**Aim of the task**
Please repeat the records word for word and skip the pictures.

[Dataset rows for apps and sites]
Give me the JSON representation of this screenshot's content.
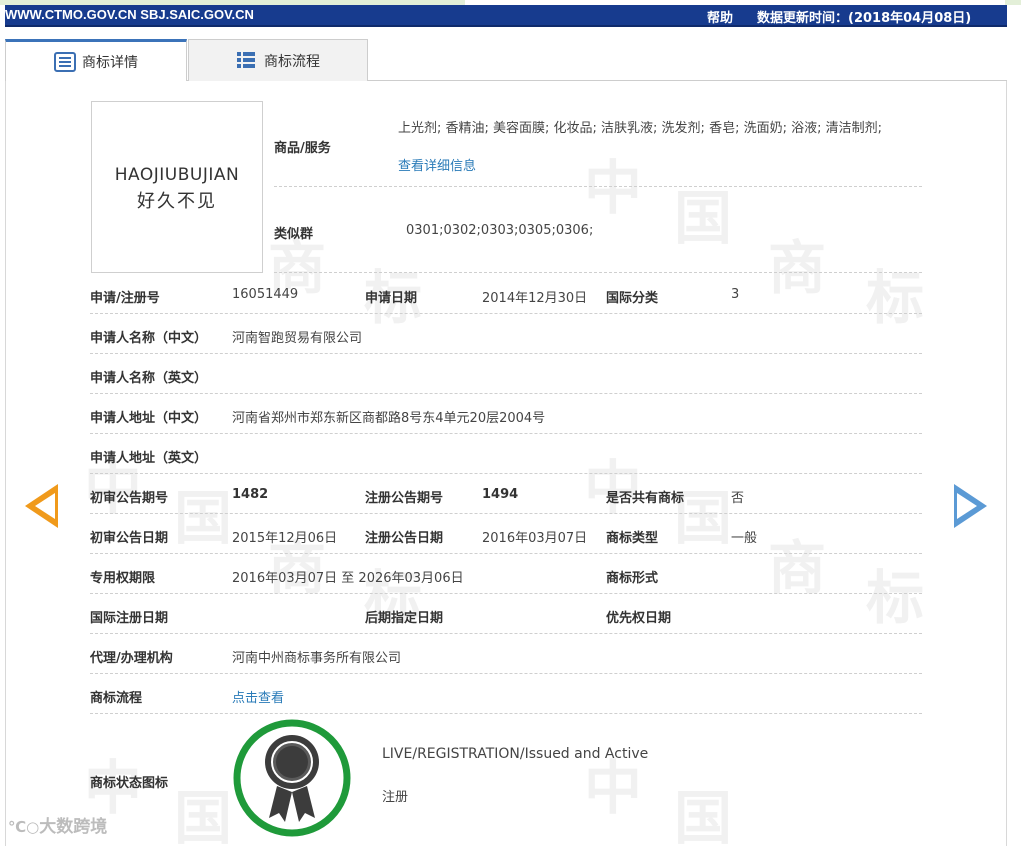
{
  "topbar": {
    "site": "WWW.CTMO.GOV.CN SBJ.SAIC.GOV.CN",
    "help": "帮助",
    "update": "数据更新时间：(2018年04月08日)"
  },
  "tabs": [
    {
      "label": "商标详情",
      "icon": "list-icon"
    },
    {
      "label": "商标流程",
      "icon": "grid-list-icon"
    }
  ],
  "logo": {
    "text_en": "HAOJIUBUJIAN",
    "text_cn": "好久不见"
  },
  "goods": {
    "label": "商品/服务",
    "value": "上光剂; 香精油; 美容面膜; 化妆品; 洁肤乳液; 洗发剂; 香皂; 洗面奶; 浴液; 清洁制剂;",
    "detail_link": "查看详细信息"
  },
  "similar": {
    "label": "类似群",
    "value": "0301;0302;0303;0305;0306;"
  },
  "fields": {
    "reg_no": {
      "label": "申请/注册号",
      "value": "16051449"
    },
    "apply_date": {
      "label": "申请日期",
      "value": "2014年12月30日"
    },
    "intl_class": {
      "label": "国际分类",
      "value": "3"
    },
    "applicant_cn": {
      "label": "申请人名称（中文）",
      "value": "河南智跑贸易有限公司"
    },
    "applicant_en": {
      "label": "申请人名称（英文）",
      "value": ""
    },
    "address_cn": {
      "label": "申请人地址（中文）",
      "value": "河南省郑州市郑东新区商都路8号东4单元20层2004号"
    },
    "address_en": {
      "label": "申请人地址（英文）",
      "value": ""
    },
    "prelim_no": {
      "label": "初审公告期号",
      "value": "1482"
    },
    "reg_pub_no": {
      "label": "注册公告期号",
      "value": "1494"
    },
    "shared": {
      "label": "是否共有商标",
      "value": "否"
    },
    "prelim_date": {
      "label": "初审公告日期",
      "value": "2015年12月06日"
    },
    "reg_pub_date": {
      "label": "注册公告日期",
      "value": "2016年03月07日"
    },
    "tm_type": {
      "label": "商标类型",
      "value": "一般"
    },
    "exclusive_period": {
      "label": "专用权期限",
      "value": "2016年03月07日 至 2026年03月06日"
    },
    "tm_form": {
      "label": "商标形式",
      "value": ""
    },
    "intl_reg_date": {
      "label": "国际注册日期",
      "value": ""
    },
    "later_date": {
      "label": "后期指定日期",
      "value": ""
    },
    "priority_date": {
      "label": "优先权日期",
      "value": ""
    },
    "agent": {
      "label": "代理/办理机构",
      "value": "河南中州商标事务所有限公司"
    },
    "process": {
      "label": "商标流程",
      "value": "点击查看"
    },
    "status_icon": {
      "label": "商标状态图标",
      "status_en": "LIVE/REGISTRATION/Issued and Active",
      "status_cn": "注册"
    }
  },
  "footer_brand": "大数跨境",
  "colors": {
    "topbar": "#173b8e",
    "accent_tab": "#3b73b9",
    "link": "#2a7bb8",
    "arrow_left": "#f09a1b",
    "arrow_right": "#5b9ad5",
    "badge_ring": "#1f9a3a"
  }
}
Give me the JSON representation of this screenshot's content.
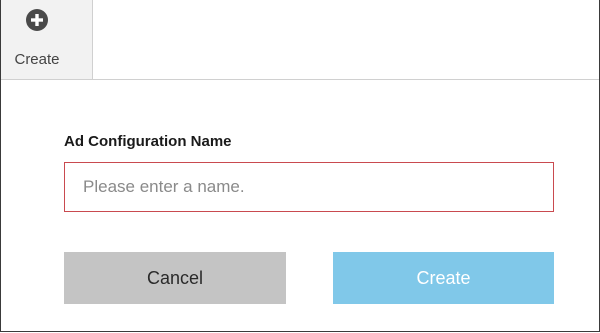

**Output**
Give me the JSON representation of this screenshot's content.
{
  "topbar": {
    "site": "WWW.CTMO.GOV.CN SBJ.SAIC.GOV.CN",
    "help": "帮助",
    "update": "数据更新时间：(2018年04月08日)"
  },
  "tabs": [
    {
      "label": "商标详情",
      "icon": "list-icon"
    },
    {
      "label": "商标流程",
      "icon": "grid-list-icon"
    }
  ],
  "logo": {
    "text_en": "HAOJIUBUJIAN",
    "text_cn": "好久不见"
  },
  "goods": {
    "label": "商品/服务",
    "value": "上光剂; 香精油; 美容面膜; 化妆品; 洁肤乳液; 洗发剂; 香皂; 洗面奶; 浴液; 清洁制剂;",
    "detail_link": "查看详细信息"
  },
  "similar": {
    "label": "类似群",
    "value": "0301;0302;0303;0305;0306;"
  },
  "fields": {
    "reg_no": {
      "label": "申请/注册号",
      "value": "16051449"
    },
    "apply_date": {
      "label": "申请日期",
      "value": "2014年12月30日"
    },
    "intl_class": {
      "label": "国际分类",
      "value": "3"
    },
    "applicant_cn": {
      "label": "申请人名称（中文）",
      "value": "河南智跑贸易有限公司"
    },
    "applicant_en": {
      "label": "申请人名称（英文）",
      "value": ""
    },
    "address_cn": {
      "label": "申请人地址（中文）",
      "value": "河南省郑州市郑东新区商都路8号东4单元20层2004号"
    },
    "address_en": {
      "label": "申请人地址（英文）",
      "value": ""
    },
    "prelim_no": {
      "label": "初审公告期号",
      "value": "1482"
    },
    "reg_pub_no": {
      "label": "注册公告期号",
      "value": "1494"
    },
    "shared": {
      "label": "是否共有商标",
      "value": "否"
    },
    "prelim_date": {
      "label": "初审公告日期",
      "value": "2015年12月06日"
    },
    "reg_pub_date": {
      "label": "注册公告日期",
      "value": "2016年03月07日"
    },
    "tm_type": {
      "label": "商标类型",
      "value": "一般"
    },
    "exclusive_period": {
      "label": "专用权期限",
      "value": "2016年03月07日 至 2026年03月06日"
    },
    "tm_form": {
      "label": "商标形式",
      "value": ""
    },
    "intl_reg_date": {
      "label": "国际注册日期",
      "value": ""
    },
    "later_date": {
      "label": "后期指定日期",
      "value": ""
    },
    "priority_date": {
      "label": "优先权日期",
      "value": ""
    },
    "agent": {
      "label": "代理/办理机构",
      "value": "河南中州商标事务所有限公司"
    },
    "process": {
      "label": "商标流程",
      "value": "点击查看"
    },
    "status_icon": {
      "label": "商标状态图标",
      "status_en": "LIVE/REGISTRATION/Issued and Active",
      "status_cn": "注册"
    }
  },
  "footer_brand": "大数跨境",
  "colors": {
    "topbar": "#173b8e",
    "accent_tab": "#3b73b9",
    "link": "#2a7bb8",
    "arrow_left": "#f09a1b",
    "arrow_right": "#5b9ad5",
    "badge_ring": "#1f9a3a"
  }
}
Give me the JSON representation of this screenshot's content.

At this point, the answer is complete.